The leopard that prowled a Lucknow village for the last two days was shot dead on Saturday morning. The police officer who shot the animal claimed he did it in self-defence. The forest department has lodged an FIR against unidentified persons under the Wildlife Protection Act. The end for the leopard, an adult male, came at around 9 am in Aurangabad Khalsa village, about 12 kms from Lucknow. Forest officials had thought they had it trapped inside a plot by erecting plastic fencing. They were waiting for it to enter one of three cages containing bait that they had set up. The plot had many concrete sewage pipes, around seven feet in diameter, and plants that made it difficult to detect the animal.
Sahail Khan, into whose house the leopard entered shortly before it was killed, narrated the sequence of events to The Sunday Express: “At around 5 am the leopard tore open the fencing and escaped. Some of us alerted the forest officials.”
Forest officials had earlier warned people to stay indoors but many curious residents tried to catch a glimpse of it and tried to scare the leopard away. However, they only managed to agitate the animal further. Since entering the village, it had already injured three persons. Khan said when the forest officials failed to turn up, they called in the police. Aashiana police station house officer (SHO) Triloki Singh said police fired shots when they sensed it would harm people around it. He didn’t know if these shots injured the animal, but it managed to enter Sahail Khan’s house.

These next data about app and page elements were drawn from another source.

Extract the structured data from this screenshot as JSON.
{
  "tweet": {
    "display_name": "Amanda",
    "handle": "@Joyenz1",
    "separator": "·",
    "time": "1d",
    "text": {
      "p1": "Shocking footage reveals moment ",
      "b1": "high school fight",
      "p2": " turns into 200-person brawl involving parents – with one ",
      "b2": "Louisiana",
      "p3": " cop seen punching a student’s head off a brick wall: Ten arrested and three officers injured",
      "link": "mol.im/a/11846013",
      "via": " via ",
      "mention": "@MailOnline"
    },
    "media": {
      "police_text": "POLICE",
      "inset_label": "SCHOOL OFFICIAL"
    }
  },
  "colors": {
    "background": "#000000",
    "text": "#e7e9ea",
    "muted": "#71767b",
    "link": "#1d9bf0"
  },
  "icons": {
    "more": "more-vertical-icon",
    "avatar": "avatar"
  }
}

“I heard a woman shouting for help. When I reached the gate the leopard suddenly attacked me. I had to fire at it in self-defence. I pushed the animal inside and locked it in the kitchen,” the SHO, who suffered bite marks on his arm and face. Khan later said the scream may have been from a member of his family who were all on the first floor at the time. K Praveen Rao, Chief Conservator of Forest (CCF) Awadh circle, said the leopard had died by the time his team entered the house.
“Three bullet injuries were found on the carcass that was later sent for the autopsy. We have lodged an FIR in Awadh forest division against unidentified persons under Wildlife Protection Act sections for hunting. Names would be added during the investigation,” Rao said.

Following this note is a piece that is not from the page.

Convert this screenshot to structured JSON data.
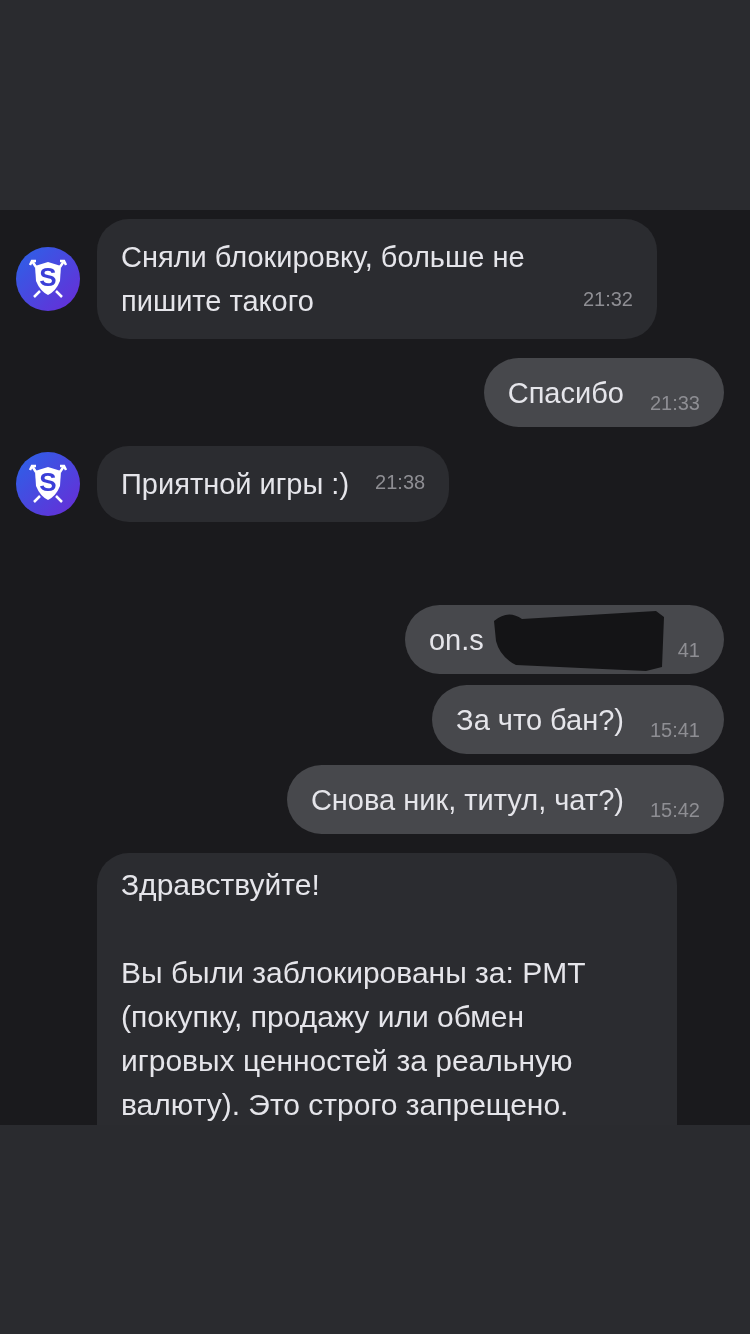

“The forest staff was keeping a 24-hour vigil. At around 5.30 am, our staff alerted others about the leopard’s escape and they began searching for the animal. When we heard that the leopard had been spotted, we moved to rescue it. But then some villagers started abusing us and protesting, delaying us. By the time we reached the spot the it had already been shot dead,” Rao said.

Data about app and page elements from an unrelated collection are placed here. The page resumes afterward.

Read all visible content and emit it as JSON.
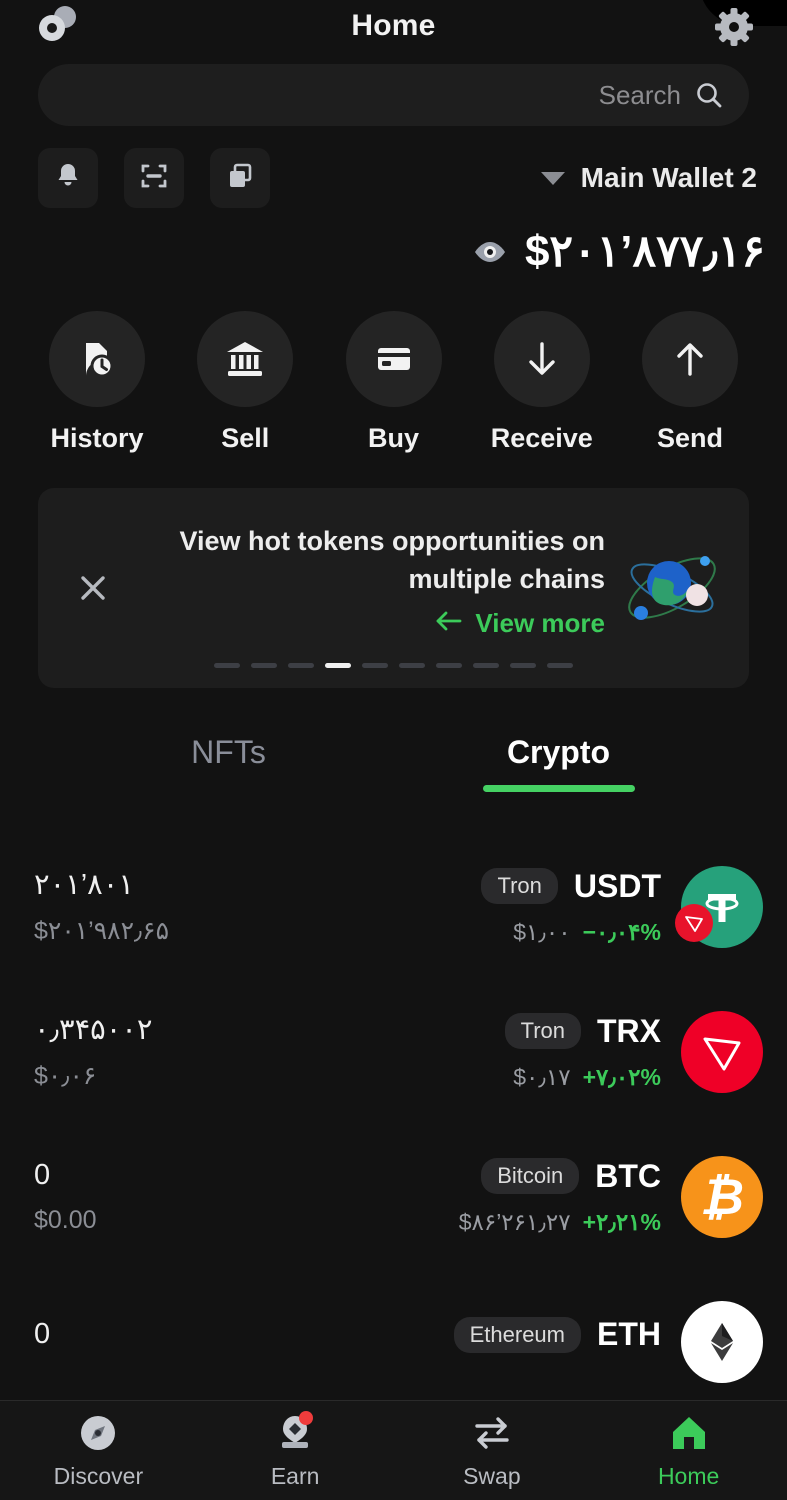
{
  "header": {
    "title": "Home",
    "logo_icon": "dual-circle-logo-icon",
    "settings_icon": "gear-icon"
  },
  "search": {
    "placeholder": "Search",
    "value": "",
    "icon": "search-icon"
  },
  "quick_actions": [
    {
      "name": "notifications",
      "icon": "bell-icon"
    },
    {
      "name": "scan",
      "icon": "qr-scan-icon"
    },
    {
      "name": "copy-address",
      "icon": "copy-icon"
    }
  ],
  "wallet": {
    "name": "Main Wallet 2",
    "caret_icon": "chevron-down-icon",
    "balance": "$۲۰۱’۸۷۷٫۱۶",
    "visibility_icon": "eye-icon"
  },
  "actions": [
    {
      "label": "History",
      "icon": "history-icon"
    },
    {
      "label": "Sell",
      "icon": "bank-icon"
    },
    {
      "label": "Buy",
      "icon": "card-icon"
    },
    {
      "label": "Receive",
      "icon": "arrow-down-icon"
    },
    {
      "label": "Send",
      "icon": "arrow-up-icon"
    }
  ],
  "promo": {
    "close_icon": "close-icon",
    "text": "View hot tokens opportunities on multiple chains",
    "cta_label": "View more",
    "cta_icon": "arrow-left-icon",
    "art_icon": "planet-orbit-icon",
    "dots_total": 10,
    "dots_active_index": 3
  },
  "tabs": [
    {
      "label": "NFTs",
      "active": false
    },
    {
      "label": "Crypto",
      "active": true
    }
  ],
  "tokens": [
    {
      "amount": "۲۰۱’۸۰۱",
      "value": "$۲۰۱’۹۸۲٫۶۵",
      "chain": "Tron",
      "symbol": "USDT",
      "price": "$۱٫۰۰",
      "change": "−۰٫۰۴%",
      "change_color": "#3ccb5a",
      "icon_color": "#26a17b",
      "icon_glyph": "₮",
      "icon_name": "usdt-icon",
      "sub_badge_color": "#e8132b",
      "sub_badge_name": "tron-chain-badge"
    },
    {
      "amount": "۰٫۳۴۵۰۰۲",
      "value": "$۰٫۰۶",
      "chain": "Tron",
      "symbol": "TRX",
      "price": "$۰٫۱۷",
      "change": "+۷٫۰۲%",
      "change_color": "#3ccb5a",
      "icon_color": "#ef0027",
      "icon_glyph": "",
      "icon_name": "trx-icon",
      "sub_badge_color": "",
      "sub_badge_name": ""
    },
    {
      "amount": "0",
      "value": "$0.00",
      "chain": "Bitcoin",
      "symbol": "BTC",
      "price": "$۸۶’۲۶۱٫۲۷",
      "change": "+۲٫۲۱%",
      "change_color": "#3ccb5a",
      "icon_color": "#f7931a",
      "icon_glyph": "₿",
      "icon_name": "btc-icon",
      "sub_badge_color": "",
      "sub_badge_name": ""
    },
    {
      "amount": "0",
      "value": "",
      "chain": "Ethereum",
      "symbol": "ETH",
      "price": "",
      "change": "",
      "change_color": "#3ccb5a",
      "icon_color": "#ffffff",
      "icon_glyph": "",
      "icon_name": "eth-icon",
      "sub_badge_color": "",
      "sub_badge_name": ""
    }
  ],
  "bottom_nav": [
    {
      "label": "Discover",
      "icon": "compass-icon",
      "active": false,
      "badge": false
    },
    {
      "label": "Earn",
      "icon": "earn-icon",
      "active": false,
      "badge": true
    },
    {
      "label": "Swap",
      "icon": "swap-icon",
      "active": false,
      "badge": false
    },
    {
      "label": "Home",
      "icon": "home-icon",
      "active": true,
      "badge": false
    }
  ],
  "colors": {
    "accent_green": "#3ccb5a",
    "background": "#121212",
    "surface": "#1d1d1d"
  }
}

“We neither have the authority nor the resources to control the law and order situation. That is the job of the police. During the last two days, police supported us in the operation, but today we did not get the desired support.”